“People in the National Abortion Federation, [National Abortion and Reproductive Rights Action League] and Planned Parenthood are scared because they know we’ve got more information,” Crutcher said.
“If what we were alleging here was not true, the groups that we have named would not be running for the hills. Instead, they would be running for their lawyers. We’ve got the goods on them, and we’ve got more coming,” said Crutcher, who said LDI has other spies inside the abortion industry.
The information provided by Kelly has helped lead Crutcher and other pro-lifers to charge the fetal parts market is the reason abortion advocates defend so intensely the partial-birth abortion method.
“There is simply no other plausible explanation why a physician would intentionally create a breech delivery …. ,” Crutcher said on one of LDI’s videos. “Any way you cut it, the hidden agenda behind partial-birth abortion is the wholesaling of dead babies.”
Kelly said the abortion doctor would change the type of procedure to provide her team with the “most complete, intact specimens” when requested on order forms. Sometimes the heart might still be beating in these children, she said.
The partial-birth procedure, which is typically performed in the fifth or sixth month of pregnancy, normally involves the delivery of an intact baby feet first until only the head is left in the birth canal. The doctor pierces the base of the baby’s skull with surgical scissors, then inserts a catheter into the opening and suctions out the brain. The collapse of the skull enables easier removal of the dead child.
Sen. Robert Smith, R.-N.H., cited Kelly’s testimony and LDI’s research in speaking in support of the Partial-birth Abortion Ban before the Senate voted on the bill in October. He introduced an amendment in an attempt to close the loophole allowing trading in fetal tissue, but it failed 51-46.
The Senate adopted the Partial-birth Abortion Ban by a 63-34 vote, but it appears certain to be vetoed by President Clinton again. Twice before, the president has vetoed the ban and the Senate has failed to reach a two-thirds majority necessary to override his veto.

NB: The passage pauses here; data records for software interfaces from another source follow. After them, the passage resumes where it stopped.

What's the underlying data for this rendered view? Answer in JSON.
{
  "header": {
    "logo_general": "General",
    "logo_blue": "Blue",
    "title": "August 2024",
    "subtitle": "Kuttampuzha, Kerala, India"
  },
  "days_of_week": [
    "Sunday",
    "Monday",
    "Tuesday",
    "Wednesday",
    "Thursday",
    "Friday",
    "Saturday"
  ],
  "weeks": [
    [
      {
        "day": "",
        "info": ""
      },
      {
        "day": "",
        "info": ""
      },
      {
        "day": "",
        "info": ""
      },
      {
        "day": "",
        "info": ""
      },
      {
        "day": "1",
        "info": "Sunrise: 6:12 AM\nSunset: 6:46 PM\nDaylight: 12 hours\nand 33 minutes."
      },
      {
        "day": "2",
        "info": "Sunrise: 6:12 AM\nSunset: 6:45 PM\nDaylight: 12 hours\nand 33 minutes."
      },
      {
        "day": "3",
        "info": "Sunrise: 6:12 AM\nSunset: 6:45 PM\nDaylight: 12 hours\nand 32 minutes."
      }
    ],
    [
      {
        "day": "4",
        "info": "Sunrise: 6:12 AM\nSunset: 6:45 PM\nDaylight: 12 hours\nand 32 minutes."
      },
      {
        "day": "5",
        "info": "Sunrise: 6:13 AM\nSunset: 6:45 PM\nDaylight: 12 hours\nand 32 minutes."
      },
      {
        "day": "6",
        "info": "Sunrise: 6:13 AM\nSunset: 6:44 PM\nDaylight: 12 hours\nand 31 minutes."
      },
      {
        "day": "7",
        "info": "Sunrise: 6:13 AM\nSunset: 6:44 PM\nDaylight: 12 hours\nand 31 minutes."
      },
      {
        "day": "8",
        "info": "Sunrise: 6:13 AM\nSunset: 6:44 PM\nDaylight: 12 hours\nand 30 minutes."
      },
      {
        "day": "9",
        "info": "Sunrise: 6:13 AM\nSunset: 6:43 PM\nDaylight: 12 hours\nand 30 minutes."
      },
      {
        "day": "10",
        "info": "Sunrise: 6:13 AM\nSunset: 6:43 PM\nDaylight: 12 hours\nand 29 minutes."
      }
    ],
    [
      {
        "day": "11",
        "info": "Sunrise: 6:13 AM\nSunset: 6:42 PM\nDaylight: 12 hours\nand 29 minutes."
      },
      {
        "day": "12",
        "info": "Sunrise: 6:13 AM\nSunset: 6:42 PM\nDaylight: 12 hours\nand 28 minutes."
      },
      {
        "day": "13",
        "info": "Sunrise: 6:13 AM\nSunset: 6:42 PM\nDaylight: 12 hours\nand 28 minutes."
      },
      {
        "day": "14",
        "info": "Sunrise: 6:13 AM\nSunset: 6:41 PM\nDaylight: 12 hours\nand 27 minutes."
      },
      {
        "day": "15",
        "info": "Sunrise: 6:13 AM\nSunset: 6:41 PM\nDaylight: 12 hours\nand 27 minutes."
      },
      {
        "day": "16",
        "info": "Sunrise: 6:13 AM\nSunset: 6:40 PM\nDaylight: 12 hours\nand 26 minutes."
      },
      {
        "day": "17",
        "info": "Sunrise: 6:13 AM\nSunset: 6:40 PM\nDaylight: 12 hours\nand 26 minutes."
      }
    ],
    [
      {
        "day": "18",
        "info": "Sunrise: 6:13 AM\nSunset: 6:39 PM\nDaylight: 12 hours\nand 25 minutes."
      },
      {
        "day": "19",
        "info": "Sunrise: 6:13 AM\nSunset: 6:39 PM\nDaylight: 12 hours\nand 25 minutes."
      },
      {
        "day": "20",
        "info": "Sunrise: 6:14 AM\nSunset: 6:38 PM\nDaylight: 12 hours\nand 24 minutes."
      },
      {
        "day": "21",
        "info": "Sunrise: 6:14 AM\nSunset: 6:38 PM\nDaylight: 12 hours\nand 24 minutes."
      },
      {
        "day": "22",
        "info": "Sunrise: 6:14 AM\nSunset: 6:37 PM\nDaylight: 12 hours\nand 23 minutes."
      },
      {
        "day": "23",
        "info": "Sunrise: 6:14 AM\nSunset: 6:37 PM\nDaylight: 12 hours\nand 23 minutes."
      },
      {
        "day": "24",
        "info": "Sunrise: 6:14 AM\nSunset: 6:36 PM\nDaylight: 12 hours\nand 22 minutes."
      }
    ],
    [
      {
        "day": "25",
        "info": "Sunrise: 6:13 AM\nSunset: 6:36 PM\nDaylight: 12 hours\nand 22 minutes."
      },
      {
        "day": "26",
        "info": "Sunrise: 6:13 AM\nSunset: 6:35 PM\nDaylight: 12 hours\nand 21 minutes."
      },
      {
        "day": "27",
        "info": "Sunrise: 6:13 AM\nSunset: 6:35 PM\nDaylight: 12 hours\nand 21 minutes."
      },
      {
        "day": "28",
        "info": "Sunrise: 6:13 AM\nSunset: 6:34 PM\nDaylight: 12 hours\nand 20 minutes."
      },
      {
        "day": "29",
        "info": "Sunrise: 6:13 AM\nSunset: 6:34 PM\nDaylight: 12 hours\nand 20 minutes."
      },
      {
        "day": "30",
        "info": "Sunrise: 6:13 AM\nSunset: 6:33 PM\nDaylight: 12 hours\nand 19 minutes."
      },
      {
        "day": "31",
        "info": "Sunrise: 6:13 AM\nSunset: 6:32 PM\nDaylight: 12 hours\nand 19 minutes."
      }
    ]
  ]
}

Kelly said she decided to tell her story to Life Dynamics after a particular case of live births. The doctors brought her twins at 24 weeks’ gestation. She would not be a part of taking their lives, Kelly told him. He drowned them by pouring sterile water into the pan that held them until the water covered their mouths and noses, she said. Kelly returned to the room and procured the tissue under protest, she said.
There were more cases of live births from 16 weeks’ gestation to 30 weeks, she said. The doctor “would either break the neck or take a pair of tongs and basically beat the fetus until it was dead,” said Kelly, who continued to work undercover for LDI until recently.